Farm News & Views for week of July 17, 2023
Before the 4th of July, the National Farmers Union released an estimate of what a typical hamburger barbecue would cost consumers, which was about 26 and a half dollars. Farmers and ranchers share of that was just over five dollars, or about 20% of the total. According to the USDA, off-farm costs, including marketing, processing, wholesaling, distribution, and retailing, account for more than 80 cents of every food dollar spent in the United States. The National Farmers Union points to the many mergers and acquisitions during the last several decades, which they contend, have resulted in agriculture and food supply chains that are not only noncompetitive but also fragile, while underpaying producers for their contributions to the food supply chain. National Farmers Union President Rob Laredo stated that “Corporate profits and consumer food costs continue to go up and up, but the farmer’s share of the food dollar remains low.”
Last week, Secretary of Agriculture Tom Vilsack stated that he was confident that agriculture will be one of the first industries to meet net-zero emissions goals because of the interest that farmers have shown for pilot projects that test climate-smart practices. Vilsack pointed out that the outpouring of interest in pilot projects to test these practices from farmers and the development of markets for the products in the industry that could make agriculture one of the first industries to meet net-zero emissions goals. As an example, Vilsack pointed to the potential of sustainable aviation fuel to double the size of the biofuel industry. The USDA expanded the climate-smart initiative to $3.1 billion after receiving some 1,000 project applications. But Vilsack faces opposition for funding for these projects both in the House and Senate.

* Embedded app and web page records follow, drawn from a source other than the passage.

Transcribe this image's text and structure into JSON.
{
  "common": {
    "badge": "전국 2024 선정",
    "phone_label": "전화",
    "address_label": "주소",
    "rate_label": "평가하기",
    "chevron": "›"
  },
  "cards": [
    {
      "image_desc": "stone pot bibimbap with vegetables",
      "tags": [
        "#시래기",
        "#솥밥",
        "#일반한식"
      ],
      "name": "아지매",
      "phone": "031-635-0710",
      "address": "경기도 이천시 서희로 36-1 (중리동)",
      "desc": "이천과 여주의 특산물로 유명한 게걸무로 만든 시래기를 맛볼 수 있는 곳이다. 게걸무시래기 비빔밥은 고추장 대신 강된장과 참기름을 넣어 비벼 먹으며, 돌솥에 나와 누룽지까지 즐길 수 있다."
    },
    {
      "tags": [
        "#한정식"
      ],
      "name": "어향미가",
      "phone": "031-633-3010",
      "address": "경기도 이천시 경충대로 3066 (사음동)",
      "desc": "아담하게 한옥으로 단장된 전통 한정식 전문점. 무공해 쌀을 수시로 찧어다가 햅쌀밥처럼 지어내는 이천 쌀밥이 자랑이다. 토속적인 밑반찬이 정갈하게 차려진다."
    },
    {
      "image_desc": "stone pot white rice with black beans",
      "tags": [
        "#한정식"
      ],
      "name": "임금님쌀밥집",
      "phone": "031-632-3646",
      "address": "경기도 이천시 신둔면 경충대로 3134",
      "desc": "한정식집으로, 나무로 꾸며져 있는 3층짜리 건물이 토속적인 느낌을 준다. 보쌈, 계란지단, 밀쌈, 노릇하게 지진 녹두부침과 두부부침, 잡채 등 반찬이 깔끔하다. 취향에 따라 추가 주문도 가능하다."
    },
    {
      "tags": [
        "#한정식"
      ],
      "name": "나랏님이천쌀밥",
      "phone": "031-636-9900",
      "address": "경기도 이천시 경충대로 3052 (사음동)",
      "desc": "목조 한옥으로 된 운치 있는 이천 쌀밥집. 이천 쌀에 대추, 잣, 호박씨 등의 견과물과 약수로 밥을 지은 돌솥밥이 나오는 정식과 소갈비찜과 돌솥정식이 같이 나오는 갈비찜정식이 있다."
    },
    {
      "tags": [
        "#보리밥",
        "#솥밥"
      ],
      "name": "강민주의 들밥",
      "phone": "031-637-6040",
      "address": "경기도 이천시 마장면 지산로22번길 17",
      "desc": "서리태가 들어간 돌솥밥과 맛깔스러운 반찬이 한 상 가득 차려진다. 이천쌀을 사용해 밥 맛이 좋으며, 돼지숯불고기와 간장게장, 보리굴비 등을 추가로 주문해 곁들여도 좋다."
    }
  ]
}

The National Audubon Society’s Conservation Ranching Initiative was conceived about a decade ago in Missouri by conservationists concerned about grassland bird populations. Grassland birds, including the northern bobwhite quail and meadowlarks, have declined by more than 50% in the past 50 years, which is more than any other bird group, according to Chris Wilson, Conservation Ranching Initiative Director. Wilson contends that the Initiative provides many benefits to ranchers who participate in the project, because the Society’s Conservation Ranching Staff work directly with ranchers to help them restore the soil health and increase drought resilience while providing indicators related to the health of their land. For example, bird populations provide a land health gauge, because they’re one of the easiest ways to see bio-diversity on the land. Bird numbers can also confirm or redirect management decisions, with help from detailed reports and technical assistance from the Audubon Society. The certification also creates potential economic value, for example, beef from Audubon-certified bird-friendly lands can be found in at least 250 retail stores, both local and online, and in butcher shops, while also communicating to consumers that beef is good for the environment. Ranching staff also work with participants to develop Habitat Management Plans that implement regenerative grazing and other bird conservation practices, such as controlling invasive species and native plant seeding. With information provided by the Society, ranchers can measure the effectiveness of these practices by monitoring bird diversity and abundance, vegetation change, and soil health.
John James Audubon wrote: “A true conservationist is a man who knows that the world is not given by his fathers, but borrowed from his children.”